Report how many lines of the material contain the string "card". Add nothing beyond the number.

- RECORDS SHOWN
Content starts
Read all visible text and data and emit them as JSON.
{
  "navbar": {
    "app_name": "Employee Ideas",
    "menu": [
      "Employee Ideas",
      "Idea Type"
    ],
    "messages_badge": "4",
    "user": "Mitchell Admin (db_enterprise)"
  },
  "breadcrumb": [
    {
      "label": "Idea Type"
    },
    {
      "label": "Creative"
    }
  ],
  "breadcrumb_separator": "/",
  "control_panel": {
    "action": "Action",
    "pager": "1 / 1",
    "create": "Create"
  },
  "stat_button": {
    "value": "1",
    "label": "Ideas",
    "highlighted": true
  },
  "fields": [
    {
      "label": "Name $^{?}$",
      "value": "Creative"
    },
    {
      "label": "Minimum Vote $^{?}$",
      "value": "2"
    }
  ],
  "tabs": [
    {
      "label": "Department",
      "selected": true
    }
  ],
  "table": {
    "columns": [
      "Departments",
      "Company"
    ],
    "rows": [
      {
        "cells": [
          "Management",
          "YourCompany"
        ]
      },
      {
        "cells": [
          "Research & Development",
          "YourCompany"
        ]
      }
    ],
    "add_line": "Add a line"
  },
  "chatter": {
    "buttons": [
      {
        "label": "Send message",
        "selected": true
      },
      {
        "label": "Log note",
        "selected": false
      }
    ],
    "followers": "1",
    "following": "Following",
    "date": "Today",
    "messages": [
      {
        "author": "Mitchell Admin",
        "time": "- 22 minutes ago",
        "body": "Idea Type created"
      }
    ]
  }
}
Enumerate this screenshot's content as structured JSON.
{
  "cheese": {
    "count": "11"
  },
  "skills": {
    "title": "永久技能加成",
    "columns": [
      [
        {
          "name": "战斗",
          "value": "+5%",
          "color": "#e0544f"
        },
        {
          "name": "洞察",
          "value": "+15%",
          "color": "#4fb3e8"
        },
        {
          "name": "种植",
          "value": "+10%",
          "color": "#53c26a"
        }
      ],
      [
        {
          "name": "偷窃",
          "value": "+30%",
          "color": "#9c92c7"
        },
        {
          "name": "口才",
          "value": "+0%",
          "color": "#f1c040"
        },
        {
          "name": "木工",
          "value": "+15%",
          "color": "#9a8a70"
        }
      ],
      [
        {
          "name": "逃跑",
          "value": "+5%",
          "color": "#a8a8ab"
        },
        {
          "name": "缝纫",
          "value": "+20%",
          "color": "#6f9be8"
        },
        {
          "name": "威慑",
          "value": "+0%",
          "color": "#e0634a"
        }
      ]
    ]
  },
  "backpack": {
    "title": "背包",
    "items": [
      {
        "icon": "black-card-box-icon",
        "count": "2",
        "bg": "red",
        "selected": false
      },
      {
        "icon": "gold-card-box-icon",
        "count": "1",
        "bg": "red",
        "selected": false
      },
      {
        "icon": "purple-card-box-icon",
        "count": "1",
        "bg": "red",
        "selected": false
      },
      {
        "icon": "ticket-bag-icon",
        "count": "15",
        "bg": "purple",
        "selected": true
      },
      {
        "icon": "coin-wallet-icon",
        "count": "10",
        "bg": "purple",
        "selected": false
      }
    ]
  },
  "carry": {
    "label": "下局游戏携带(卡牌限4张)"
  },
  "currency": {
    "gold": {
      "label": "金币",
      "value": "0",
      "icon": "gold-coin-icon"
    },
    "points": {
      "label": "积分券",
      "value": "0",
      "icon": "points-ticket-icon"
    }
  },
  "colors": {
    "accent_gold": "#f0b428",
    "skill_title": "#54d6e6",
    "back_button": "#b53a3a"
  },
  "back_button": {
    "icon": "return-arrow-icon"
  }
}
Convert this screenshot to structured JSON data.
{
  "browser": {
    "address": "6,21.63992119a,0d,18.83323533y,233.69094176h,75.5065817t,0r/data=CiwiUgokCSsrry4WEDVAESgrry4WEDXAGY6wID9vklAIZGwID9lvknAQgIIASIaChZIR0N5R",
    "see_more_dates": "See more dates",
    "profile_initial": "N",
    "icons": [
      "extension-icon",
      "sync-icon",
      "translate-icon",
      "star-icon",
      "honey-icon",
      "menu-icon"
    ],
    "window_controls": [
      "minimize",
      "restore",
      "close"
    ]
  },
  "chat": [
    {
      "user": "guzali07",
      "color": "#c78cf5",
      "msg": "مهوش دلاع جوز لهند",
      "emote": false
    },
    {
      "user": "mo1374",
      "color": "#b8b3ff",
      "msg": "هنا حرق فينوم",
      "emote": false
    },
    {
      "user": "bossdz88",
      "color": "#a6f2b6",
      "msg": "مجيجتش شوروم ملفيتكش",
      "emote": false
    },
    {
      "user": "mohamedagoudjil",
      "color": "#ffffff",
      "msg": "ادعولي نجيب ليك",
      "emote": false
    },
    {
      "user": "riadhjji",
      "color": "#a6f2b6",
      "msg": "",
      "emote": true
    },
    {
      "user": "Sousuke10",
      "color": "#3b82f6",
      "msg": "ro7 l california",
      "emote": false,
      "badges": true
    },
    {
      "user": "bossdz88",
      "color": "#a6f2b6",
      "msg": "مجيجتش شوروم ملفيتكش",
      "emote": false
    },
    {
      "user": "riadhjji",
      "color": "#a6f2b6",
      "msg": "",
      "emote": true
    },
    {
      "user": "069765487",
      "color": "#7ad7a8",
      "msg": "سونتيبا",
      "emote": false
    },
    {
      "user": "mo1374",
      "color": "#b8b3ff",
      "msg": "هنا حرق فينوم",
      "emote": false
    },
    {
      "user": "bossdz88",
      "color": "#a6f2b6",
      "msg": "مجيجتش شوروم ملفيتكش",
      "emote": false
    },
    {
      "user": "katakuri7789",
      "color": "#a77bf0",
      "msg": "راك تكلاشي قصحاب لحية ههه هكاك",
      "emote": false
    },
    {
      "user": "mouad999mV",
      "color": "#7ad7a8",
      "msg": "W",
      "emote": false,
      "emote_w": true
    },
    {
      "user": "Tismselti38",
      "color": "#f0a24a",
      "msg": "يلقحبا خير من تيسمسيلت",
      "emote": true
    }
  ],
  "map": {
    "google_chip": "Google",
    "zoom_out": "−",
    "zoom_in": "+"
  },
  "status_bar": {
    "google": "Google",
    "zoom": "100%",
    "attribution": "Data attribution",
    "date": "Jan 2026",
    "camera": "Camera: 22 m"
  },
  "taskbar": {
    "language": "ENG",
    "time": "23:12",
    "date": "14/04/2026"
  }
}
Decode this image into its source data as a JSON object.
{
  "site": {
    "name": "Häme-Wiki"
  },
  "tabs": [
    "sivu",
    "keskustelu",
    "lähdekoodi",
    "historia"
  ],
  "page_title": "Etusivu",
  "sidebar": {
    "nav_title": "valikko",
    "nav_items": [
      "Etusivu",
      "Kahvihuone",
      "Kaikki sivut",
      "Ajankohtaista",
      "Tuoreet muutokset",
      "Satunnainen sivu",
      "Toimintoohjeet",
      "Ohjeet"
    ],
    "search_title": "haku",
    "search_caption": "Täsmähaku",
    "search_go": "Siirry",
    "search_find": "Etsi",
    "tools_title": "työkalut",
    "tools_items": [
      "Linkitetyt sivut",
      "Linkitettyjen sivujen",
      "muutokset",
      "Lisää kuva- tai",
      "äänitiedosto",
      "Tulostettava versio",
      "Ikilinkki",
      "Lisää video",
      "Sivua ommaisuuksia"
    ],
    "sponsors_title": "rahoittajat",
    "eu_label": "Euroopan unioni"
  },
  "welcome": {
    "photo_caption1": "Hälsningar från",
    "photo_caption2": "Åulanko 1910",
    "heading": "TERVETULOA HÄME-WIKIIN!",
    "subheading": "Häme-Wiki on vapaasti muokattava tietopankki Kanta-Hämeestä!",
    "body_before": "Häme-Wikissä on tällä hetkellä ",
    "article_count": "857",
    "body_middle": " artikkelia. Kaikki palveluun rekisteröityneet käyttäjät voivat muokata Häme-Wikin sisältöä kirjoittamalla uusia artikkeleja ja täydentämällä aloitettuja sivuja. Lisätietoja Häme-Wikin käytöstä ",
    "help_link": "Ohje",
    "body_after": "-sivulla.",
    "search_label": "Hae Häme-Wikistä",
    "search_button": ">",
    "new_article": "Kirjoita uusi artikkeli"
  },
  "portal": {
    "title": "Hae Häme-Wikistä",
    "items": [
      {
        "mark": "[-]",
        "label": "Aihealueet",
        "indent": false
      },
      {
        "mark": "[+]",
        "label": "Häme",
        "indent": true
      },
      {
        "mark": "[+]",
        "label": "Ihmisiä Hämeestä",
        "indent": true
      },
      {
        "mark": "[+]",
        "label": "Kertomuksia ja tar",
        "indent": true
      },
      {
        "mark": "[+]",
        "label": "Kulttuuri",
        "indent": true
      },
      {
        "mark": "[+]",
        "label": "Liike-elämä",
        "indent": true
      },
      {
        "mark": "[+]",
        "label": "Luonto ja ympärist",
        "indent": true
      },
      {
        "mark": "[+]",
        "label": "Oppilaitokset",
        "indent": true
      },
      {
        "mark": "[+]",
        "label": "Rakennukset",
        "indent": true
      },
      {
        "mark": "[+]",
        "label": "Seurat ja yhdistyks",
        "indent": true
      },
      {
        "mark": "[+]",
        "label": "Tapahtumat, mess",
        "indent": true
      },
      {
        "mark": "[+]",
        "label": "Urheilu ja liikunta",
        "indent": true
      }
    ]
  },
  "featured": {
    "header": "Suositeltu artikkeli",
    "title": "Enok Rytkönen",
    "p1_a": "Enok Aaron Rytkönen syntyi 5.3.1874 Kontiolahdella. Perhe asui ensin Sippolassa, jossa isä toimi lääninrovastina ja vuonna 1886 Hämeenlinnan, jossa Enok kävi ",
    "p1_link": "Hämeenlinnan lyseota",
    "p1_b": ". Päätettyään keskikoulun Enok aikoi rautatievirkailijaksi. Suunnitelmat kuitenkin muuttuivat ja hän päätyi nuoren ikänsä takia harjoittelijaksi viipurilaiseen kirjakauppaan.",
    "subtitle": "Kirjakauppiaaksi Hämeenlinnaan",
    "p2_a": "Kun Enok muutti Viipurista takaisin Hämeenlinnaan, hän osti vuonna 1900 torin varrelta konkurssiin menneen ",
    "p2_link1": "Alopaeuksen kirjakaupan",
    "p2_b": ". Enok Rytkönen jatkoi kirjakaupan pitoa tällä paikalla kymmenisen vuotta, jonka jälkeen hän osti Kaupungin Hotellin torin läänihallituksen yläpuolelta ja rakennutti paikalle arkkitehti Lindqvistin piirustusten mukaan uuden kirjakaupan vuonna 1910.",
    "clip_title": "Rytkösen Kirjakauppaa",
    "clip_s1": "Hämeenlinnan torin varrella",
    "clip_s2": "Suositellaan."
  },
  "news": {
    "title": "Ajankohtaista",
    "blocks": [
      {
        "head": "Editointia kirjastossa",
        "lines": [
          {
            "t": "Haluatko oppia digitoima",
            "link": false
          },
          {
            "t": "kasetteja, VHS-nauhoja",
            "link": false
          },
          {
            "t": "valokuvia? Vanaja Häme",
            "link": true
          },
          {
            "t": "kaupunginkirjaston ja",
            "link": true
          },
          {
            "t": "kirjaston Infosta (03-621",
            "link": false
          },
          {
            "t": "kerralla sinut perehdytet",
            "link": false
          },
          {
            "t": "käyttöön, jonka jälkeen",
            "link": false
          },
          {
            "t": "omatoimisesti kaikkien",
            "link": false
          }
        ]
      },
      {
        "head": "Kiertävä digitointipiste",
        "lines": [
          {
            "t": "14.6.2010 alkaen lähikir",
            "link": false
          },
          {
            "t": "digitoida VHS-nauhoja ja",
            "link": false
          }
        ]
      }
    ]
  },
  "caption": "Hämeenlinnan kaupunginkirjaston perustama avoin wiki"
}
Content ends
- EXERCISE RESULT
3